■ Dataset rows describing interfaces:
------
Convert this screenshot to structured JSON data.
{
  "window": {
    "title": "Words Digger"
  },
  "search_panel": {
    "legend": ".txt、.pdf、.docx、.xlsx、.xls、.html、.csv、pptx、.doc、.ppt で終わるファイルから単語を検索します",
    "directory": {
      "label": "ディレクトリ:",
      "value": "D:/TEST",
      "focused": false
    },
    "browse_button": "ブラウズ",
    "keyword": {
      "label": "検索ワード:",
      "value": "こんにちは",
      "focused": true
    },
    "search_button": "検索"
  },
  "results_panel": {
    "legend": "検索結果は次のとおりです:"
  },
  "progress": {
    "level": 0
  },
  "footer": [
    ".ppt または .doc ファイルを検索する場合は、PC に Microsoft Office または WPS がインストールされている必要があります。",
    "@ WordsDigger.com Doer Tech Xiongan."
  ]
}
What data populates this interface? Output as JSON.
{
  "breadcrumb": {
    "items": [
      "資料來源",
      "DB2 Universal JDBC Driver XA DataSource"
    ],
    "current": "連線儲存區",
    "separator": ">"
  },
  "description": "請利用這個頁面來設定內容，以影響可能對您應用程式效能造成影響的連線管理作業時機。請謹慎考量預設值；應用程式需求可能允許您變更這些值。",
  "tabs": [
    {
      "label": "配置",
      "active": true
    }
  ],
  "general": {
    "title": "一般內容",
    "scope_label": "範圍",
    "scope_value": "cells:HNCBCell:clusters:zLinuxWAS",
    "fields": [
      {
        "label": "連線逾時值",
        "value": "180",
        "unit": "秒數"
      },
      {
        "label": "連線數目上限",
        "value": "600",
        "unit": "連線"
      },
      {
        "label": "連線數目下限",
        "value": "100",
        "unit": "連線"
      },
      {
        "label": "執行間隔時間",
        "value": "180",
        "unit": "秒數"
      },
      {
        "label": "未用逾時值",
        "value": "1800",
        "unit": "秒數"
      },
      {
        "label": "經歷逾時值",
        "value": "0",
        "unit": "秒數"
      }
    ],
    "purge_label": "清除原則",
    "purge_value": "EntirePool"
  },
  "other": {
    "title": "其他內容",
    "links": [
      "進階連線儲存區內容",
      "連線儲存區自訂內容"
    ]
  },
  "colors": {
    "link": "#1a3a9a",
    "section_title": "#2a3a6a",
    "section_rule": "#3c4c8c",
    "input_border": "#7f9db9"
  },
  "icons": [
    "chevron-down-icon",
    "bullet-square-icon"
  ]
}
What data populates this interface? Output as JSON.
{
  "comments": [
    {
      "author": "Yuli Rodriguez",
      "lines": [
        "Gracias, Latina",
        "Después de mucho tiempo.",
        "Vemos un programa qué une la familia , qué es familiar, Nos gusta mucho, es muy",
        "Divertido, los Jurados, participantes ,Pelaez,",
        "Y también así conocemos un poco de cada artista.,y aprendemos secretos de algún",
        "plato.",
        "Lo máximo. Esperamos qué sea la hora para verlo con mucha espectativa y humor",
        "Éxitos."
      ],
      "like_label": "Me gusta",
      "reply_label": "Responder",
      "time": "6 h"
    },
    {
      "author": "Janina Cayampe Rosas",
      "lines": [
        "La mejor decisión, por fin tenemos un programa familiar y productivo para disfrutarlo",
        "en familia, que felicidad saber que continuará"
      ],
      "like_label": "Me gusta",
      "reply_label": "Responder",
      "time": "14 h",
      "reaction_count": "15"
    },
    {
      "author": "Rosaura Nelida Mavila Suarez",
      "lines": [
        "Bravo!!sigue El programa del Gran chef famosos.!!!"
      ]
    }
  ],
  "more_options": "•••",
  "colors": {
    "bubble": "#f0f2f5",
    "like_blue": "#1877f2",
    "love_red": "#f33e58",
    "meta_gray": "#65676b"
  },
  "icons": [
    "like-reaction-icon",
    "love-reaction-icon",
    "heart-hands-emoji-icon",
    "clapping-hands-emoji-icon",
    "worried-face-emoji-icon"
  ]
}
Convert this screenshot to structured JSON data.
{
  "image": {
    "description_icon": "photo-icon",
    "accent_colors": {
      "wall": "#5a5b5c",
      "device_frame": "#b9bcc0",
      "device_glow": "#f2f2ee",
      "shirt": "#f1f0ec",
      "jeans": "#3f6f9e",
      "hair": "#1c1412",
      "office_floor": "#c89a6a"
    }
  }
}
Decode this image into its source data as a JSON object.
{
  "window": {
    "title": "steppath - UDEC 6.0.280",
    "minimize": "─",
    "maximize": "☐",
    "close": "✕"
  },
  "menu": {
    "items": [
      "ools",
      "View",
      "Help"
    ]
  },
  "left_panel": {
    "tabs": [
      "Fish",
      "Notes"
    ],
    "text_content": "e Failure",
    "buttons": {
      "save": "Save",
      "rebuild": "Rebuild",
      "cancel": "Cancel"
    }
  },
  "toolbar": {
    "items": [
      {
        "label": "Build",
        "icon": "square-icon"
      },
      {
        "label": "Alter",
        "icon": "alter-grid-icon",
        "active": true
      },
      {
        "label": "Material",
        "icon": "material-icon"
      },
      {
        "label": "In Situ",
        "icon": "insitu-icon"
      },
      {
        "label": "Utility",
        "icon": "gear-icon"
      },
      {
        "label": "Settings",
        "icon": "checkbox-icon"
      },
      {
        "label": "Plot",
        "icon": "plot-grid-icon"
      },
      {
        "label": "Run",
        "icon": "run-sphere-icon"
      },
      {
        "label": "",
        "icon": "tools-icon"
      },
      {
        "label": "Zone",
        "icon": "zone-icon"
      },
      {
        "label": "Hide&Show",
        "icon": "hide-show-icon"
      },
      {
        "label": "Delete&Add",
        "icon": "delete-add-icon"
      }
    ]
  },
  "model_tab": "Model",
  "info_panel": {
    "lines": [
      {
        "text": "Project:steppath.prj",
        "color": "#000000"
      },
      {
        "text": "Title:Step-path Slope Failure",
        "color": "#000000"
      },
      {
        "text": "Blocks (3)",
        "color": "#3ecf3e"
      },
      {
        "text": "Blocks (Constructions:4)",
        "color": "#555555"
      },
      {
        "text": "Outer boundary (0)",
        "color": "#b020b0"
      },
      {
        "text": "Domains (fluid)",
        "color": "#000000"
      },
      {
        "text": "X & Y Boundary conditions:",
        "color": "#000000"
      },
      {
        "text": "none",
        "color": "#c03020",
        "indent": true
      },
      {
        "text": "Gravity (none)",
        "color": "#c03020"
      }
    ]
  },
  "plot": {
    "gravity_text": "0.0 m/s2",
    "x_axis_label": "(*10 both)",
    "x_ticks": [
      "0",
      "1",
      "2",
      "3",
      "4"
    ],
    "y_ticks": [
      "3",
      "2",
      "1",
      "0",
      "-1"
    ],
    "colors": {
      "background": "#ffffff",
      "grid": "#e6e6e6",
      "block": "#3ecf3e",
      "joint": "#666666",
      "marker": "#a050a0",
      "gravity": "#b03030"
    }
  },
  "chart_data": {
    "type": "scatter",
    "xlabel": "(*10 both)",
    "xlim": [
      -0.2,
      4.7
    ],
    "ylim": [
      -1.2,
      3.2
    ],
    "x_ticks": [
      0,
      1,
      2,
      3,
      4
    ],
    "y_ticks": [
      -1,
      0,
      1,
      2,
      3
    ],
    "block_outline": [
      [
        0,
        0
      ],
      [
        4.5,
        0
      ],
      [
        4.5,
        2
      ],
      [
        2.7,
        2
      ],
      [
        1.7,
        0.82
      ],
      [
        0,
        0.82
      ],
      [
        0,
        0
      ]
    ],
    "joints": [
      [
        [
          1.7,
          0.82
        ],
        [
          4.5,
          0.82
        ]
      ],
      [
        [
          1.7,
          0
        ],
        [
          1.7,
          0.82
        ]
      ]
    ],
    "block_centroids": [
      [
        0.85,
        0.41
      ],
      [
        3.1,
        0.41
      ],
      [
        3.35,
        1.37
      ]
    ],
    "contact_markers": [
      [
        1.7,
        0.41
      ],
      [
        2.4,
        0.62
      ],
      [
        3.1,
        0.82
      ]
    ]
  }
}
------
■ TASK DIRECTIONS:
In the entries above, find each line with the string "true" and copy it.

■ YOUR RESPONSE:
      "focused": true
      "active": true
        "active": true
        "indent": true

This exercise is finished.